Dataset rows for apps and sites
* * * * * * * * *
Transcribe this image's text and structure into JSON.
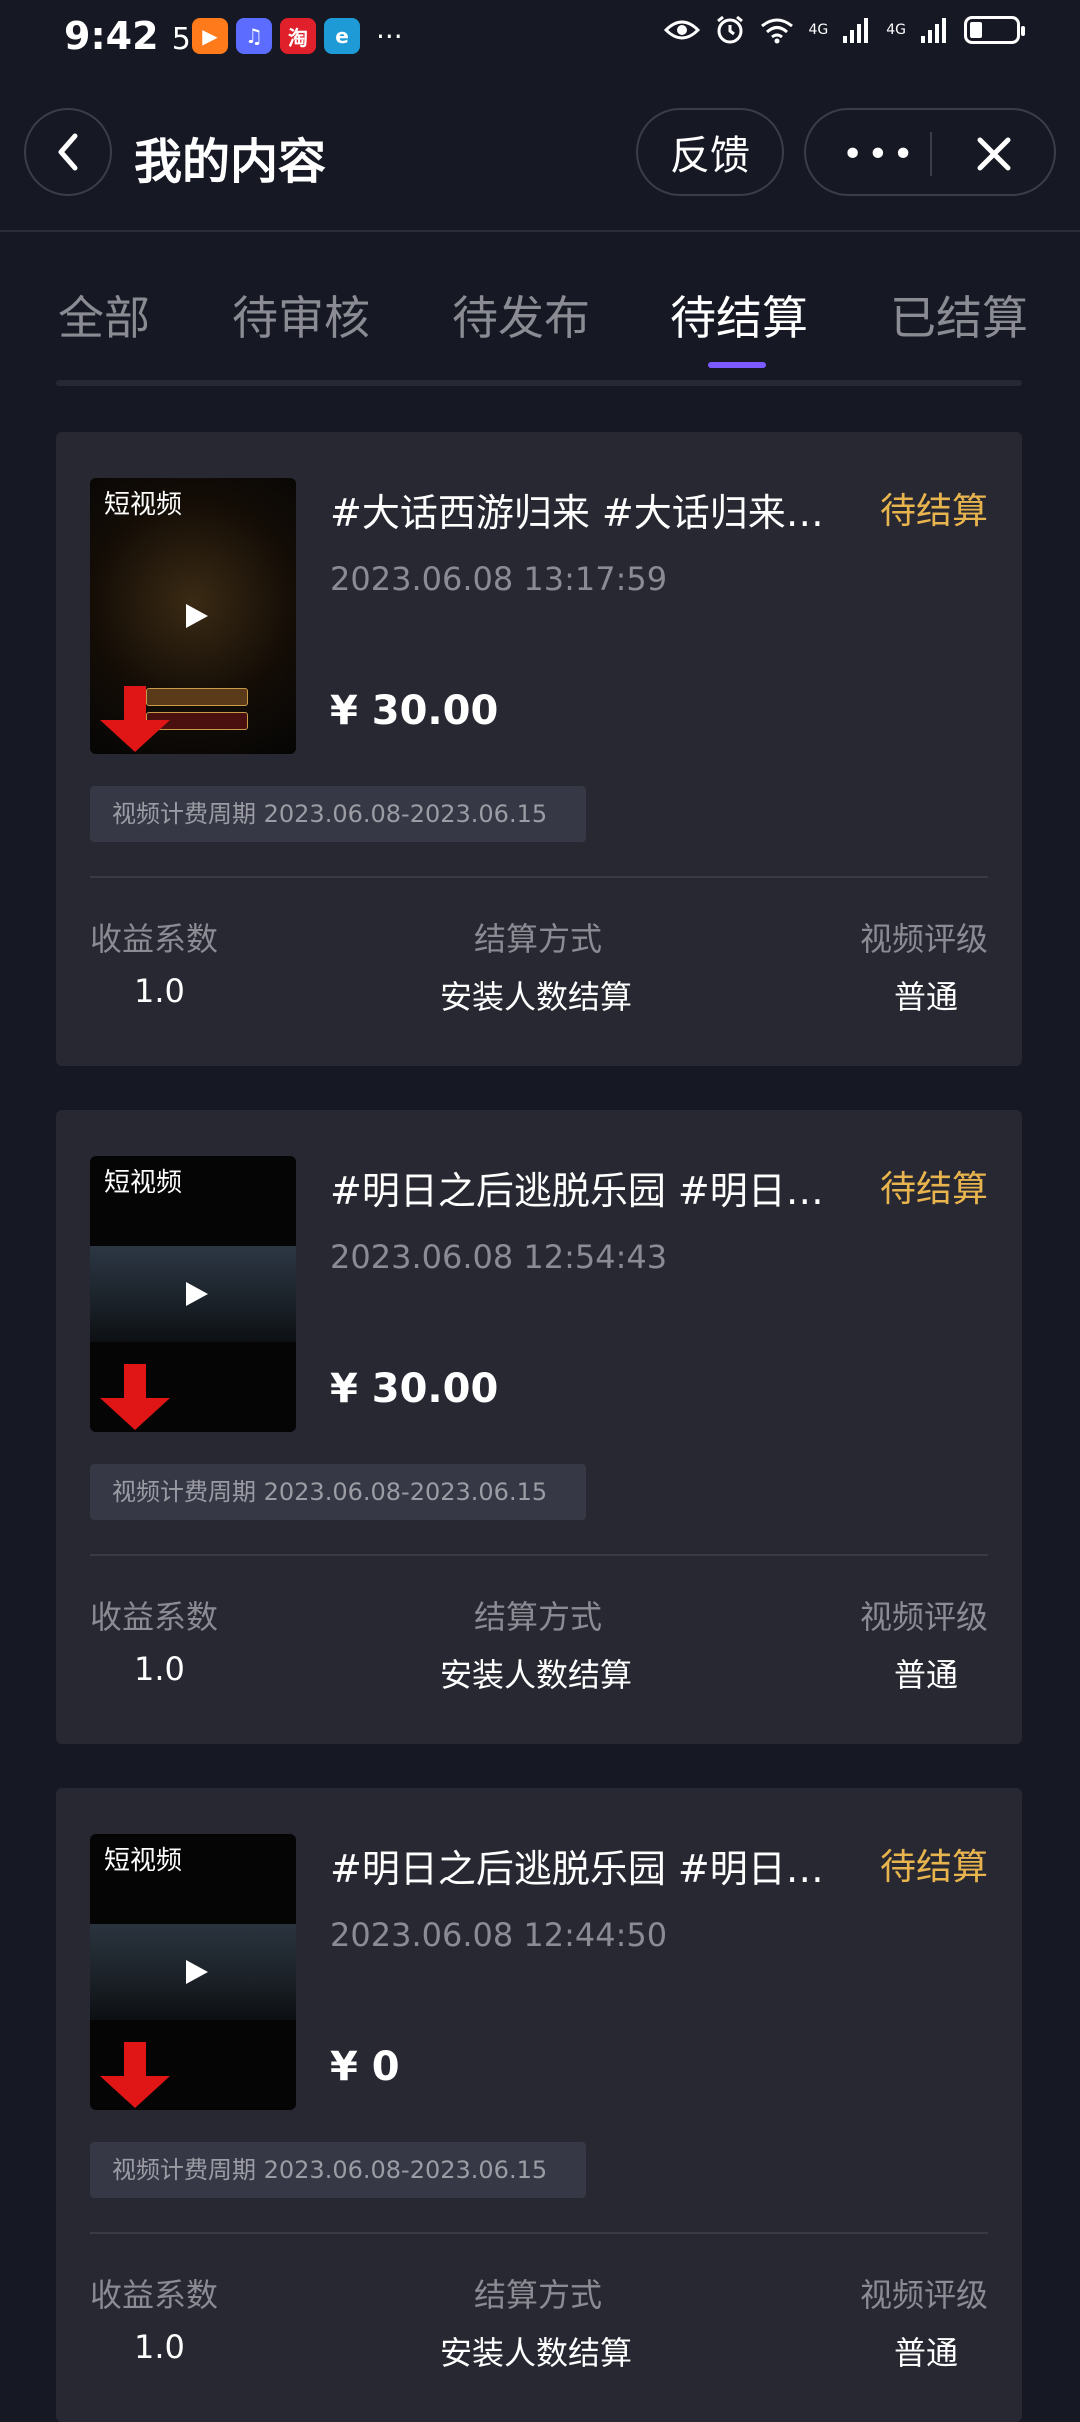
{
  "status_bar": {
    "time": "9:42",
    "seconds": "58",
    "apps": [
      {
        "name": "video-app-icon",
        "glyph": "▶",
        "color": "#ff7a1a"
      },
      {
        "name": "music-app-icon",
        "glyph": "♫",
        "color": "#5b6cff"
      },
      {
        "name": "taobao-app-icon",
        "glyph": "淘",
        "color": "#e0202a"
      },
      {
        "name": "browser-app-icon",
        "glyph": "e",
        "color": "#1e9bd7"
      }
    ],
    "more": "···",
    "network_1": "4G",
    "network_2": "4G"
  },
  "nav": {
    "title": "我的内容",
    "feedback_label": "反馈",
    "more_label": "•••"
  },
  "tabs": [
    {
      "label": "全部"
    },
    {
      "label": "待审核"
    },
    {
      "label": "待发布"
    },
    {
      "label": "待结算",
      "active": true
    },
    {
      "label": "已结算"
    }
  ],
  "cards": [
    {
      "thumb_label": "短视频",
      "title": "#大话西游归来 #大话归来合集 #游戏",
      "status": "待结算",
      "date": "2023.06.08 13:17:59",
      "price": "¥ 30.00",
      "period": "视频计费周期 2023.06.08-2023.06.15",
      "metric_labels": [
        "收益系数",
        "结算方式",
        "视频评级"
      ],
      "metric_values": [
        "1.0",
        "安装人数结算",
        "普通"
      ]
    },
    {
      "thumb_label": "短视频",
      "title": "#明日之后逃脱乐园 #明日之后 #游戏",
      "status": "待结算",
      "date": "2023.06.08 12:54:43",
      "price": "¥ 30.00",
      "period": "视频计费周期 2023.06.08-2023.06.15",
      "metric_labels": [
        "收益系数",
        "结算方式",
        "视频评级"
      ],
      "metric_values": [
        "1.0",
        "安装人数结算",
        "普通"
      ]
    },
    {
      "thumb_label": "短视频",
      "title": "#明日之后逃脱乐园 #明日之后 #游戏",
      "status": "待结算",
      "date": "2023.06.08 12:44:50",
      "price": "¥ 0",
      "period": "视频计费周期 2023.06.08-2023.06.15",
      "metric_labels": [
        "收益系数",
        "结算方式",
        "视频评级"
      ],
      "metric_values": [
        "1.0",
        "安装人数结算",
        "普通"
      ]
    }
  ],
  "colors": {
    "background": "#161823",
    "card": "#272832",
    "status_accent": "#e8b44d",
    "tab_indicator": "#7b5bff"
  }
}
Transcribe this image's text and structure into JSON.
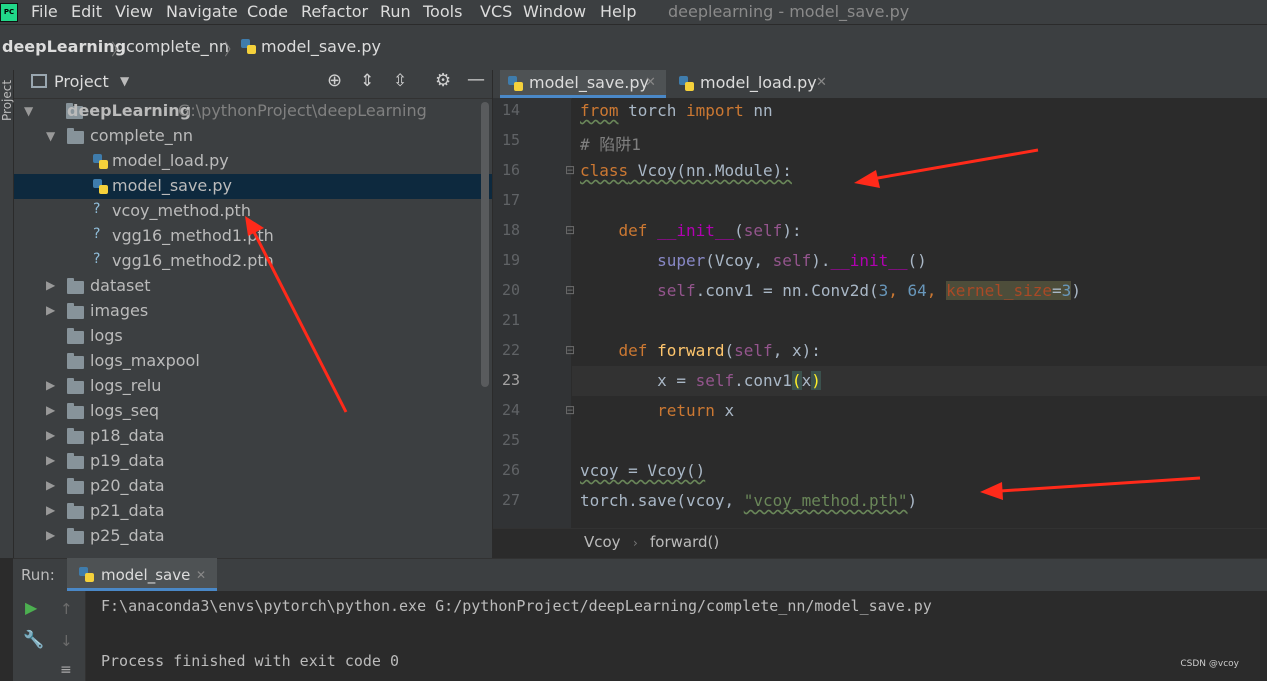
{
  "menu": {
    "items": [
      "File",
      "Edit",
      "View",
      "Navigate",
      "Code",
      "Refactor",
      "Run",
      "Tools",
      "VCS",
      "Window",
      "Help"
    ],
    "window_title": "deeplearning - model_save.py"
  },
  "breadcrumb": [
    "deepLearning",
    "complete_nn",
    "model_save.py"
  ],
  "left_stripe": {
    "label": "Project"
  },
  "project_panel": {
    "title": "Project",
    "tree": [
      {
        "label": "deepLearning",
        "hint": "G:\\pythonProject\\deepLearning",
        "type": "root"
      },
      {
        "label": "complete_nn",
        "type": "folder-open"
      },
      {
        "label": "model_load.py",
        "type": "py"
      },
      {
        "label": "model_save.py",
        "type": "py",
        "selected": true
      },
      {
        "label": "vcoy_method.pth",
        "type": "unknown"
      },
      {
        "label": "vgg16_method1.pth",
        "type": "unknown"
      },
      {
        "label": "vgg16_method2.pth",
        "type": "unknown"
      },
      {
        "label": "dataset",
        "type": "folder"
      },
      {
        "label": "images",
        "type": "folder"
      },
      {
        "label": "logs",
        "type": "folder-leaf"
      },
      {
        "label": "logs_maxpool",
        "type": "folder-leaf"
      },
      {
        "label": "logs_relu",
        "type": "folder"
      },
      {
        "label": "logs_seq",
        "type": "folder"
      },
      {
        "label": "p18_data",
        "type": "folder"
      },
      {
        "label": "p19_data",
        "type": "folder"
      },
      {
        "label": "p20_data",
        "type": "folder"
      },
      {
        "label": "p21_data",
        "type": "folder"
      },
      {
        "label": "p25_data",
        "type": "folder"
      }
    ]
  },
  "editor": {
    "tabs": [
      {
        "label": "model_save.py",
        "active": true
      },
      {
        "label": "model_load.py",
        "active": false
      }
    ],
    "line_numbers": [
      "14",
      "15",
      "16",
      "17",
      "18",
      "19",
      "20",
      "21",
      "22",
      "23",
      "24",
      "25",
      "26",
      "27"
    ],
    "current_line": "23",
    "code": {
      "l14": {
        "kw_from": "from",
        "mod": " torch ",
        "kw_import": "import",
        "name": " nn"
      },
      "l15": {
        "comment": "# 陷阱1"
      },
      "l16": {
        "kw": "class",
        "rest": " Vcoy(nn.Module):"
      },
      "l18": {
        "kw": "def",
        "name": "__init__",
        "open": "(",
        "self": "self",
        "close": "):"
      },
      "l19": {
        "builtin": "super",
        "args_a": "(Vcoy, ",
        "self": "self",
        "dot": ").",
        "dunder": "__init__",
        "end": "()"
      },
      "l20": {
        "self": "self",
        "mid": ".conv1 = nn.Conv2d(",
        "n1": "3",
        "c1": ", ",
        "n2": "64",
        "c2": ", ",
        "param": "kernel_size",
        "eq": "=",
        "n3": "3",
        "end": ")"
      },
      "l22": {
        "kw": "def",
        "name": "forward",
        "open": "(",
        "self": "self",
        "rest": ", x):"
      },
      "l23": {
        "pre": "x = ",
        "self": "self",
        "mid": ".conv1",
        "paren": "(",
        "x": "x",
        "end": ")"
      },
      "l24": {
        "kw": "return",
        "rest": " x"
      },
      "l26": {
        "text": "vcoy = Vcoy()"
      },
      "l27": {
        "pre": "torch.save(vcoy, ",
        "str": "\"vcoy_method.pth\"",
        "end": ")"
      }
    },
    "breadcrumb": [
      "Vcoy",
      "forward()"
    ]
  },
  "run_panel": {
    "label": "Run:",
    "tab": "model_save",
    "console": [
      "F:\\anaconda3\\envs\\pytorch\\python.exe G:/pythonProject/deepLearning/complete_nn/model_save.py",
      "Process finished with exit code 0"
    ]
  },
  "watermark": "CSDN @vcoy",
  "colors": {
    "accent": "#4a88c7",
    "annotation_arrow": "#ff2a1a",
    "keyword": "#cc7832",
    "string": "#6a8759"
  }
}
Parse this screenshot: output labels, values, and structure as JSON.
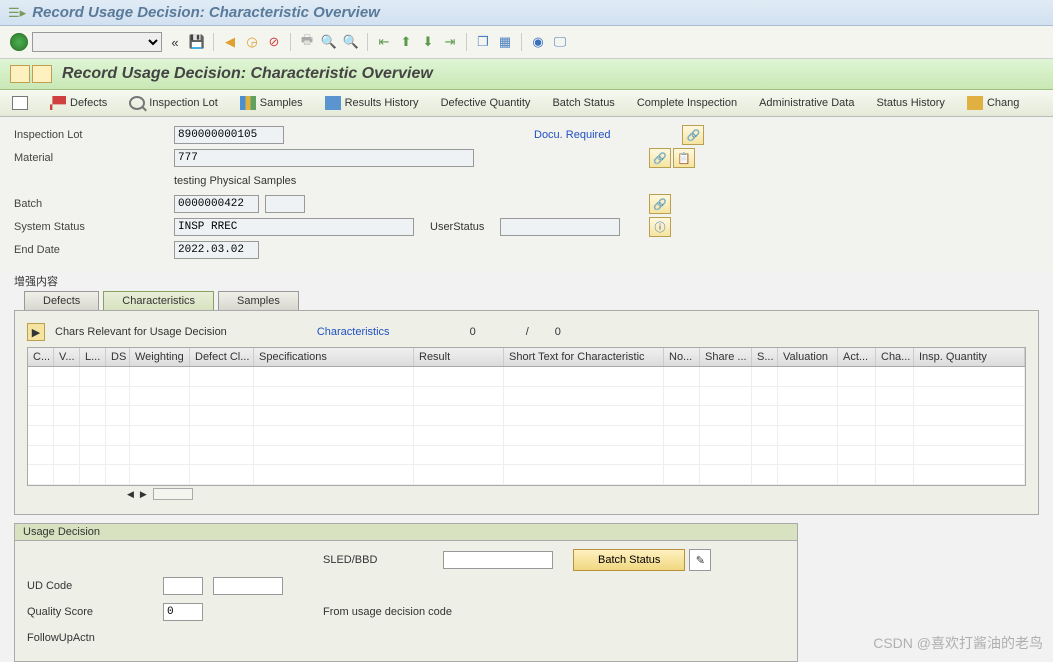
{
  "window": {
    "title": "Record Usage Decision: Characteristic Overview"
  },
  "header": {
    "title": "Record Usage Decision: Characteristic Overview"
  },
  "app_toolbar": {
    "defects": "Defects",
    "inspection_lot": "Inspection Lot",
    "samples": "Samples",
    "results_history": "Results History",
    "defective_qty": "Defective Quantity",
    "batch_status": "Batch Status",
    "complete_insp": "Complete Inspection",
    "admin_data": "Administrative Data",
    "status_history": "Status History",
    "chang": "Chang"
  },
  "form": {
    "inspection_lot_lbl": "Inspection Lot",
    "inspection_lot": "890000000105",
    "docu_required": "Docu. Required",
    "material_lbl": "Material",
    "material": "777",
    "material_desc": "testing Physical Samples",
    "batch_lbl": "Batch",
    "batch": "0000000422",
    "system_status_lbl": "System Status",
    "system_status": "INSP RREC",
    "user_status_lbl": "UserStatus",
    "user_status": "",
    "end_date_lbl": "End Date",
    "end_date": "2022.03.02",
    "enhance": "增强内容"
  },
  "tabs": {
    "defects": "Defects",
    "characteristics": "Characteristics",
    "samples": "Samples"
  },
  "chars_panel": {
    "title": "Chars Relevant for Usage Decision",
    "link": "Characteristics",
    "count1": "0",
    "sep": "/",
    "count2": "0",
    "cols": {
      "c": "C...",
      "v": "V...",
      "l": "L...",
      "ds": "DS",
      "weighting": "Weighting",
      "defect_cl": "Defect Cl...",
      "specs": "Specifications",
      "result": "Result",
      "short_text": "Short Text for Characteristic",
      "no": "No...",
      "share": "Share ...",
      "s": "S...",
      "valuation": "Valuation",
      "act": "Act...",
      "cha": "Cha...",
      "insp_qty": "Insp. Quantity"
    }
  },
  "ud": {
    "legend": "Usage Decision",
    "sled_lbl": "SLED/BBD",
    "sled": "",
    "batch_status_btn": "Batch Status",
    "ud_code_lbl": "UD Code",
    "ud_code1": "",
    "ud_code2": "",
    "quality_score_lbl": "Quality Score",
    "quality_score": "0",
    "from_code": "From usage decision code",
    "followup_lbl": "FollowUpActn"
  },
  "watermark": "CSDN @喜欢打酱油的老鸟"
}
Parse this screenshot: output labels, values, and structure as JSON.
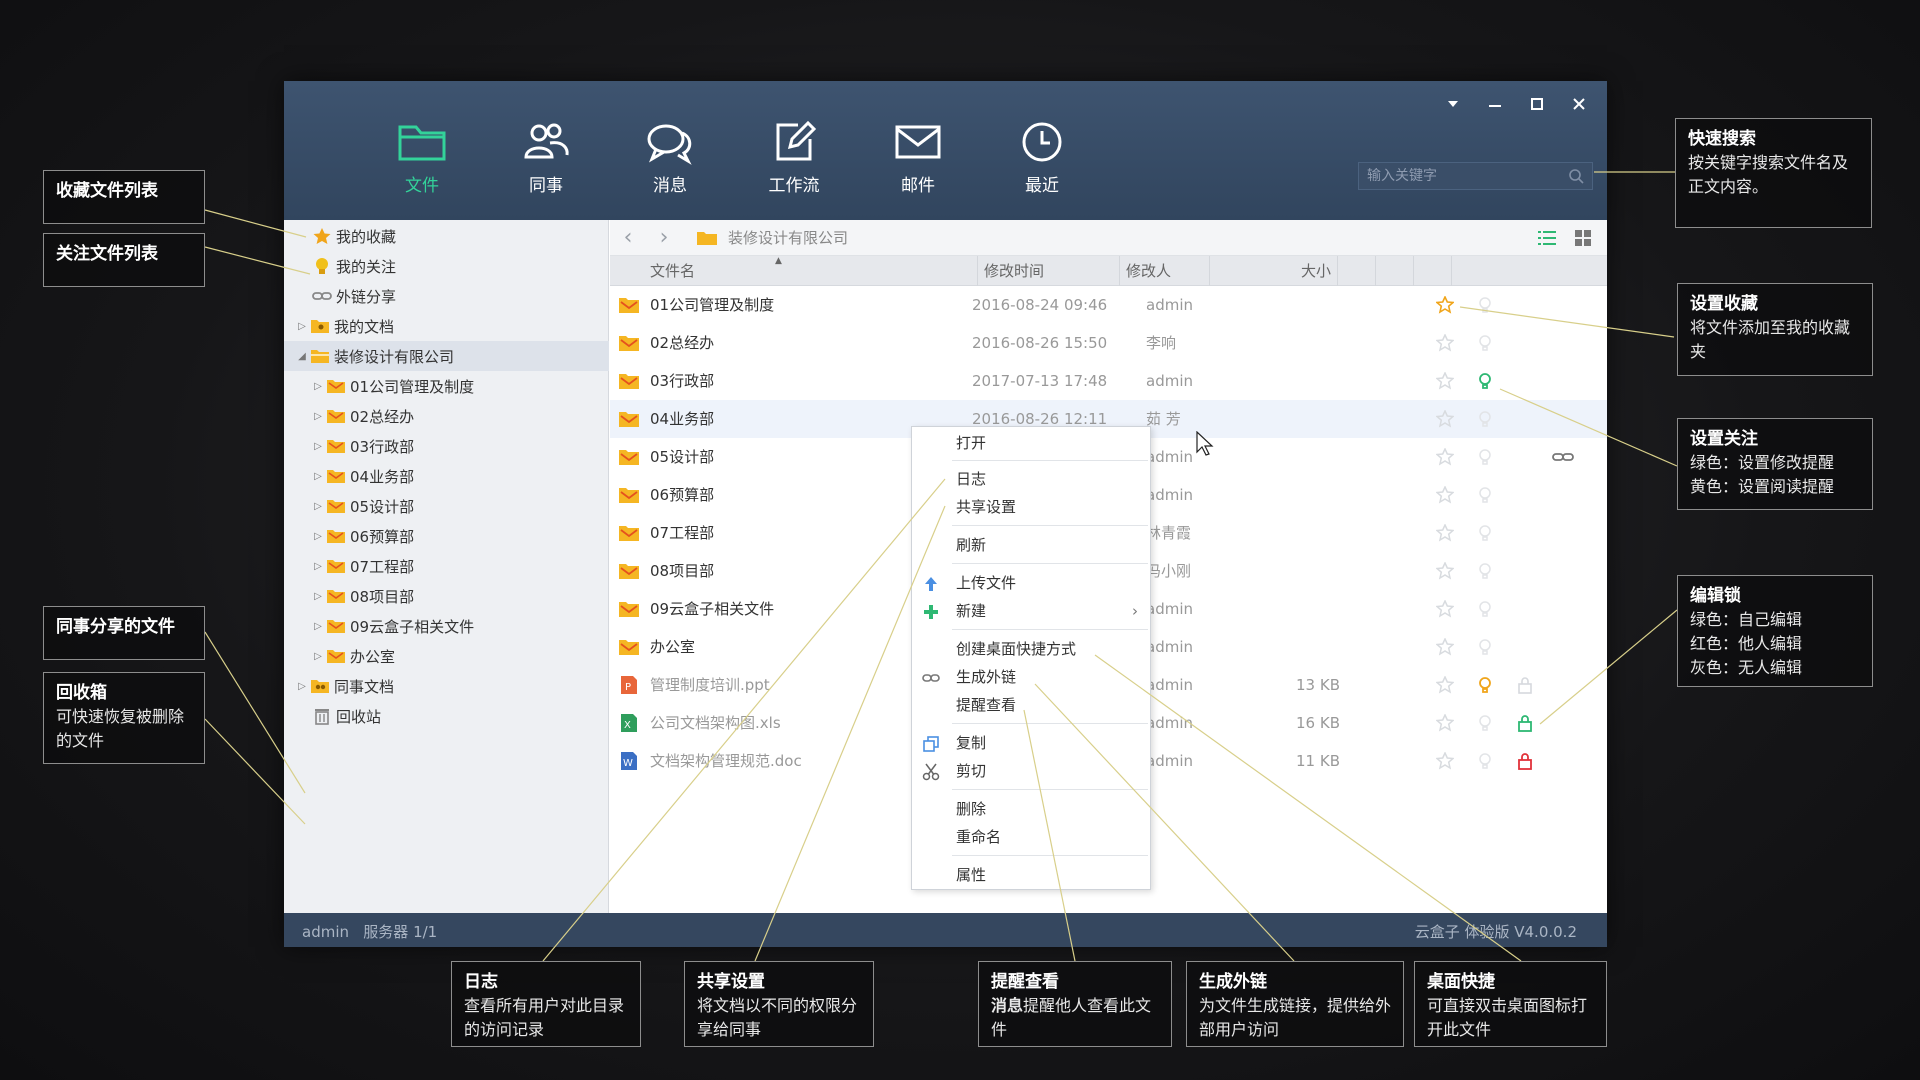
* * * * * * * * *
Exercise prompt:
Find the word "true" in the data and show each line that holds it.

Result of the exercise:
      "active": true
        "selected": true
        "active": true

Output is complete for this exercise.